■ Dataset entries
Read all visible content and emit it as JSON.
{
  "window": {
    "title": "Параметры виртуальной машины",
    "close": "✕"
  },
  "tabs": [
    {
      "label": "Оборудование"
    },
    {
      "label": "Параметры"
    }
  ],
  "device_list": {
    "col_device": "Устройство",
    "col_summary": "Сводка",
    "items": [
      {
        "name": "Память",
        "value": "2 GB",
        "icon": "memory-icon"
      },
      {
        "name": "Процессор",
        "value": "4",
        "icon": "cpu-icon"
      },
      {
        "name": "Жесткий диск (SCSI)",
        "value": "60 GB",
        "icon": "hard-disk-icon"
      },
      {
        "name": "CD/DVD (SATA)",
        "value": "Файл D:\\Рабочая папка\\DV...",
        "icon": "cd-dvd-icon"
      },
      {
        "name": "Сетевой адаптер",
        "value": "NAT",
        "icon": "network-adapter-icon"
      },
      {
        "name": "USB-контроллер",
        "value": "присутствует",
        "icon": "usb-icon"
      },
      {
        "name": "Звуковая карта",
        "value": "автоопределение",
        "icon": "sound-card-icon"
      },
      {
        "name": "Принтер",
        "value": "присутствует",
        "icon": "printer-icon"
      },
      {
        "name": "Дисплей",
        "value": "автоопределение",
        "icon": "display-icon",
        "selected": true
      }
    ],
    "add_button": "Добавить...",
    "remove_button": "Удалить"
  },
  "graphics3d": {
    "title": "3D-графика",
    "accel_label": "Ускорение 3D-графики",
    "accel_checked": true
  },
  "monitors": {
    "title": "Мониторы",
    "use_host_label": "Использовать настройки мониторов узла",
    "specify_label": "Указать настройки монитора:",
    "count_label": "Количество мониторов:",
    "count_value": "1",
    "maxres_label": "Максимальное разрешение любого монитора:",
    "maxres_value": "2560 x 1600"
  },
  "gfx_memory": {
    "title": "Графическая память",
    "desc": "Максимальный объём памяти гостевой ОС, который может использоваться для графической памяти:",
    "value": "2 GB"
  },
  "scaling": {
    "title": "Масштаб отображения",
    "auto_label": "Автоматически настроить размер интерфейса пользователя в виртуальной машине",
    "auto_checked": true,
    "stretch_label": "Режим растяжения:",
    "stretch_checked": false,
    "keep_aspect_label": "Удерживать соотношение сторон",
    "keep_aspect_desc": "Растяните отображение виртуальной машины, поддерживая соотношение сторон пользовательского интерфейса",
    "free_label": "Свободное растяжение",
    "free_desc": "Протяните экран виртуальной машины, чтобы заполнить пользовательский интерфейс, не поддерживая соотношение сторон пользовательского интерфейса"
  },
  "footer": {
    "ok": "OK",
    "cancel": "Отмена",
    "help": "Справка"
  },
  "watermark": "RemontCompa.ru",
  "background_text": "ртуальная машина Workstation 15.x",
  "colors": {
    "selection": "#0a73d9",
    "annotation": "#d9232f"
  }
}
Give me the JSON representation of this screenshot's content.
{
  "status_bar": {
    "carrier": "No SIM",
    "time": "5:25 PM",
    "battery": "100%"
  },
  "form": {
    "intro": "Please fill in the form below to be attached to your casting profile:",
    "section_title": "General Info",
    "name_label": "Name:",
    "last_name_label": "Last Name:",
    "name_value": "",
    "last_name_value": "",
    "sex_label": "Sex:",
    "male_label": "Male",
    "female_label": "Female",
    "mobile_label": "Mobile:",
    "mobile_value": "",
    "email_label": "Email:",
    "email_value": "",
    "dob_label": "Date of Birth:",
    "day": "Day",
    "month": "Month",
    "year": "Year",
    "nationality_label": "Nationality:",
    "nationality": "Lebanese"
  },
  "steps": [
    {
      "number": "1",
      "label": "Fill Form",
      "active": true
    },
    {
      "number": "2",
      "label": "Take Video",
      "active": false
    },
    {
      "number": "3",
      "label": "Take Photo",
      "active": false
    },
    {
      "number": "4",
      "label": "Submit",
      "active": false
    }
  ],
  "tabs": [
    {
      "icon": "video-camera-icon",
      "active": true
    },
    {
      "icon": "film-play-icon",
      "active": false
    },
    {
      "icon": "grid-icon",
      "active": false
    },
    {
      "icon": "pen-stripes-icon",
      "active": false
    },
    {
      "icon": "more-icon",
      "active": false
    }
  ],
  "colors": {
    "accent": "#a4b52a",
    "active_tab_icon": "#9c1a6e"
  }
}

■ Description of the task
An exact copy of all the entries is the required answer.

■ Your response
Read all visible content and emit it as JSON.
{
  "window": {
    "title": "Параметры виртуальной машины",
    "close": "✕"
  },
  "tabs": [
    {
      "label": "Оборудование"
    },
    {
      "label": "Параметры"
    }
  ],
  "device_list": {
    "col_device": "Устройство",
    "col_summary": "Сводка",
    "items": [
      {
        "name": "Память",
        "value": "2 GB",
        "icon": "memory-icon"
      },
      {
        "name": "Процессор",
        "value": "4",
        "icon": "cpu-icon"
      },
      {
        "name": "Жесткий диск (SCSI)",
        "value": "60 GB",
        "icon": "hard-disk-icon"
      },
      {
        "name": "CD/DVD (SATA)",
        "value": "Файл D:\\Рабочая папка\\DV...",
        "icon": "cd-dvd-icon"
      },
      {
        "name": "Сетевой адаптер",
        "value": "NAT",
        "icon": "network-adapter-icon"
      },
      {
        "name": "USB-контроллер",
        "value": "присутствует",
        "icon": "usb-icon"
      },
      {
        "name": "Звуковая карта",
        "value": "автоопределение",
        "icon": "sound-card-icon"
      },
      {
        "name": "Принтер",
        "value": "присутствует",
        "icon": "printer-icon"
      },
      {
        "name": "Дисплей",
        "value": "автоопределение",
        "icon": "display-icon",
        "selected": true
      }
    ],
    "add_button": "Добавить...",
    "remove_button": "Удалить"
  },
  "graphics3d": {
    "title": "3D-графика",
    "accel_label": "Ускорение 3D-графики",
    "accel_checked": true
  },
  "monitors": {
    "title": "Мониторы",
    "use_host_label": "Использовать настройки мониторов узла",
    "specify_label": "Указать настройки монитора:",
    "count_label": "Количество мониторов:",
    "count_value": "1",
    "maxres_label": "Максимальное разрешение любого монитора:",
    "maxres_value": "2560 x 1600"
  },
  "gfx_memory": {
    "title": "Графическая память",
    "desc": "Максимальный объём памяти гостевой ОС, который может использоваться для графической памяти:",
    "value": "2 GB"
  },
  "scaling": {
    "title": "Масштаб отображения",
    "auto_label": "Автоматически настроить размер интерфейса пользователя в виртуальной машине",
    "auto_checked": true,
    "stretch_label": "Режим растяжения:",
    "stretch_checked": false,
    "keep_aspect_label": "Удерживать соотношение сторон",
    "keep_aspect_desc": "Растяните отображение виртуальной машины, поддерживая соотношение сторон пользовательского интерфейса",
    "free_label": "Свободное растяжение",
    "free_desc": "Протяните экран виртуальной машины, чтобы заполнить пользовательский интерфейс, не поддерживая соотношение сторон пользовательского интерфейса"
  },
  "footer": {
    "ok": "OK",
    "cancel": "Отмена",
    "help": "Справка"
  },
  "watermark": "RemontCompa.ru",
  "background_text": "ртуальная машина Workstation 15.x",
  "colors": {
    "selection": "#0a73d9",
    "annotation": "#d9232f"
  }
}
Give me the JSON representation of this screenshot's content.
{
  "status_bar": {
    "carrier": "No SIM",
    "time": "5:25 PM",
    "battery": "100%"
  },
  "form": {
    "intro": "Please fill in the form below to be attached to your casting profile:",
    "section_title": "General Info",
    "name_label": "Name:",
    "last_name_label": "Last Name:",
    "name_value": "",
    "last_name_value": "",
    "sex_label": "Sex:",
    "male_label": "Male",
    "female_label": "Female",
    "mobile_label": "Mobile:",
    "mobile_value": "",
    "email_label": "Email:",
    "email_value": "",
    "dob_label": "Date of Birth:",
    "day": "Day",
    "month": "Month",
    "year": "Year",
    "nationality_label": "Nationality:",
    "nationality": "Lebanese"
  },
  "steps": [
    {
      "number": "1",
      "label": "Fill Form",
      "active": true
    },
    {
      "number": "2",
      "label": "Take Video",
      "active": false
    },
    {
      "number": "3",
      "label": "Take Photo",
      "active": false
    },
    {
      "number": "4",
      "label": "Submit",
      "active": false
    }
  ],
  "tabs": [
    {
      "icon": "video-camera-icon",
      "active": true
    },
    {
      "icon": "film-play-icon",
      "active": false
    },
    {
      "icon": "grid-icon",
      "active": false
    },
    {
      "icon": "pen-stripes-icon",
      "active": false
    },
    {
      "icon": "more-icon",
      "active": false
    }
  ],
  "colors": {
    "accent": "#a4b52a",
    "active_tab_icon": "#9c1a6e"
  }
}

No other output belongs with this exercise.